ATHEMOO as one of the first online text based performance arenas demonstrated that the internet is a receptive and interesting space for online text based performance. Its purpose was to discover how a MOO environment would develop around improvisational performance, and what improvisation would look like if it were viewed online. Like many MOO's in the 1990s ATHEMOO was regularly affected by connection dropout, slow connection and lag. This regular disruption became part of the charm of ATHEMOO and highlighted the risk inherent in any live performance event. As 3D virtual avatar based worlds, such as Second Life, became more popular ATHEMOO lost its appeal, the audience numbers declined leading to its closure.[14][15]

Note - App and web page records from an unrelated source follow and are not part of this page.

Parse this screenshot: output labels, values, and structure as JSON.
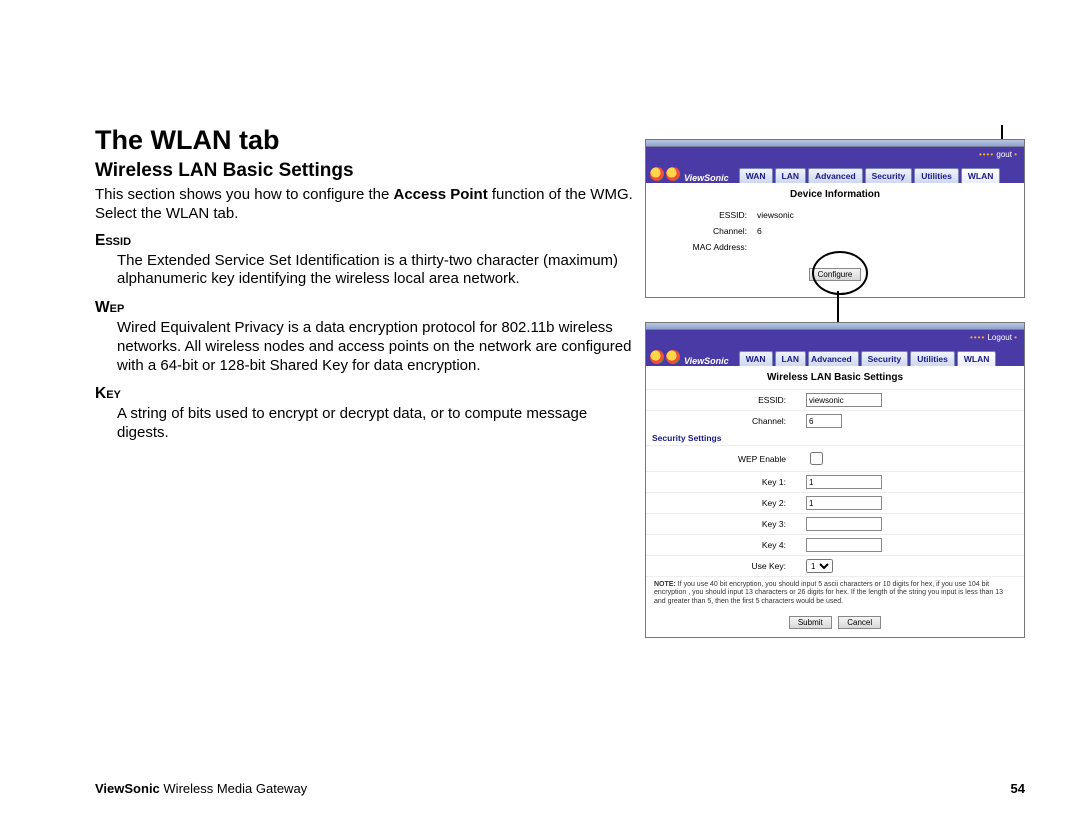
{
  "heading": "The WLAN tab",
  "subheading": "Wireless LAN Basic Settings",
  "intro_before": "This section shows you how to configure the ",
  "intro_bold": "Access Point",
  "intro_after": " function of the WMG. Select the WLAN tab.",
  "terms": {
    "essid": {
      "label": "Essid",
      "def": "The Extended Service Set Identification is a thirty-two character (maximum) alphanumeric key identifying the wireless local area network."
    },
    "wep": {
      "label": "Wep",
      "def": "Wired Equivalent Privacy is a data encryption protocol for 802.11b wireless networks.  All wireless nodes and access points on the network are configured with a 64-bit or 128-bit Shared Key for data encryption."
    },
    "key": {
      "label": "Key",
      "def": "A string of bits used to encrypt or decrypt data, or to compute message digests."
    }
  },
  "tabs": [
    "WAN",
    "LAN",
    "Advanced",
    "Security",
    "Utilities",
    "WLAN"
  ],
  "brand": "ViewSonic",
  "logout_full": "Logout",
  "logout_partial": "gout",
  "panel1": {
    "title": "Device Information",
    "rows": {
      "essid_label": "ESSID:",
      "essid_val": "viewsonic",
      "channel_label": "Channel:",
      "channel_val": "6",
      "mac_label": "MAC Address:",
      "mac_val": ""
    },
    "configure_btn": "Configure"
  },
  "panel2": {
    "title": "Wireless LAN Basic Settings",
    "essid_label": "ESSID:",
    "essid_val": "viewsonic",
    "channel_label": "Channel:",
    "channel_val": "6",
    "sec_heading": "Security Settings",
    "wep_enable": "WEP Enable",
    "key1": "Key 1:",
    "key1_val": "1",
    "key2": "Key 2:",
    "key2_val": "1",
    "key3": "Key 3:",
    "key3_val": "",
    "key4": "Key 4:",
    "key4_val": "",
    "usekey": "Use Key:",
    "usekey_val": "1",
    "note_label": "NOTE:",
    "note": "If you use 40 bit encryption, you should input 5 ascii characters or 10 digits for hex, if you use 104 bit encryption , you should input 13 characters or 26 digits for hex.   If the length of the string you input is less than 13 and greater than 5, then the first 5 characters would be used.",
    "submit": "Submit",
    "cancel": "Cancel"
  },
  "footer": {
    "brand": "ViewSonic",
    "product": " Wireless Media Gateway",
    "page": "54"
  }
}
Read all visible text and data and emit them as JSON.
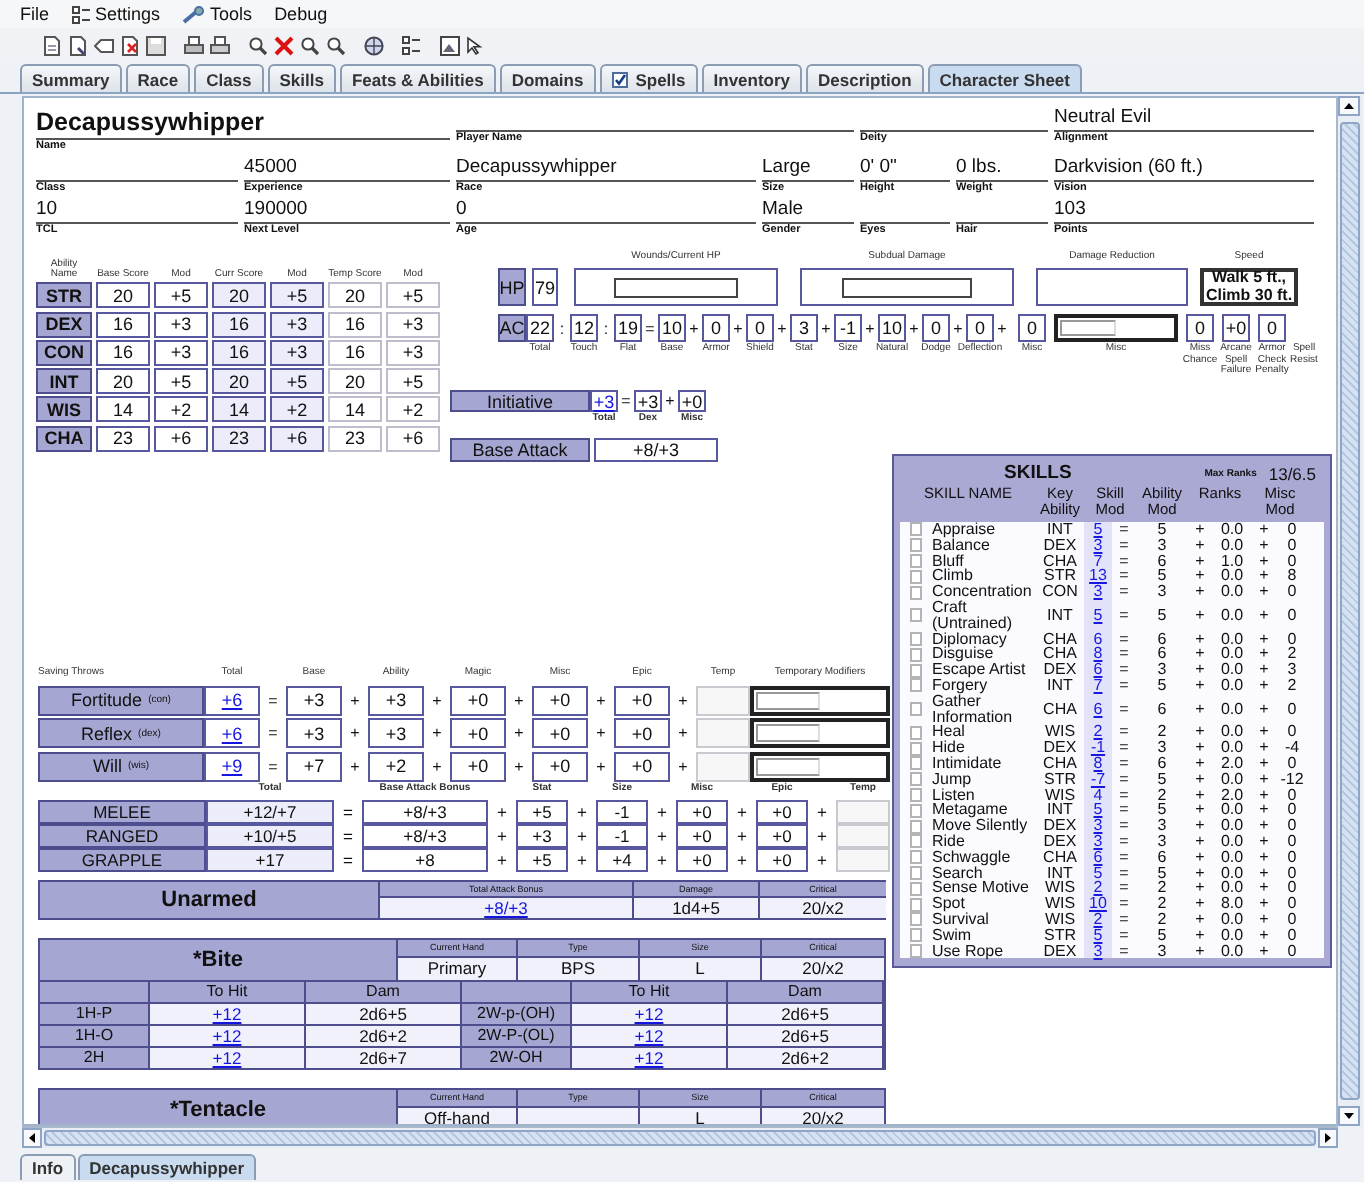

References[edit]

  1. ^ Sant, Toni and Flintoff, Kim. [1], 24 July 2007. Retrieved on 29 October 2012.
  2. ^ "ATHEMOO Basic Information" [2] Retrieved 28 October 2012
  3. ^ WiseGEEK [3], 2008. Retrieved on 29 October 2012.
  4. ^ Rik's Cafe [4]. Retrieved on 25th October 2012.
  5. ^ Schrum, Stephen. "Theatre in Cyberspace", Pg 110 Peter Lang Publishing, New York, 1999. ISBN 978-0-8204-4140-5
  6. ^ Cremona, Vicki. "Theatrical Events: Borders, Dynamics, Frames", Pg 310 International Foundation for Theatre Research, Amsterdam, 2004. ISBN 90-420-1068-1
  7. ^ Schrum, Stephen. "Theatre in Cyberspace", Pg 112 Peter Lang Publishing, New York, 1999. ISBN 978-0-8204-4140-5
  8. ^ Schrum, Stephen. "Theatre in Cyberspace", Pg 116 Peter Lang Publishing, New York, 1999. ISBN 978-0-8204-4140-5
  9. ^ Cremona, Vicki. "Theatrical Events: Borders, Dynamics, Frames", Pg 311 International Foundation for Theatre Research, Amsterdam, 2004. ISBN 90-420-1068-1
  10. ^ Haynes, Cynthia. "High Wired: On the Design, Use, and Theory of Educational MOOs", Pg 264 University of Michigan, Michigan, 1998. ISBN 0-472-08838-6
  11. ^ Danet, Brenda. "Cyberpl@y: Communicating online", Pg 151 Berg, Oxford, 2001. ISBN 1-85973-419-7
  12. ^ Cymposium. [5], 2012. Retrieved on 20 October 2012.
  13. ^ Cremona, Vicki. "Theatrical Events: Borders, Dynamics, Frames", Pg 312 International Foundation for Theatre Research, Amsterdam, 2004. ISBN 90-420-1068-1
  14. ^ Sant, Toni and Flintoff, Kim. [6], 24 July 2007. Retrieved on 29 October 2012.
  15. ^ Haynes, Cynthia. "High Wired: On the Design, Use, and Theory of Educational MOOs", Pg 244 University of Michigan, Michigan, 1998. ISBN 0-472-08838-6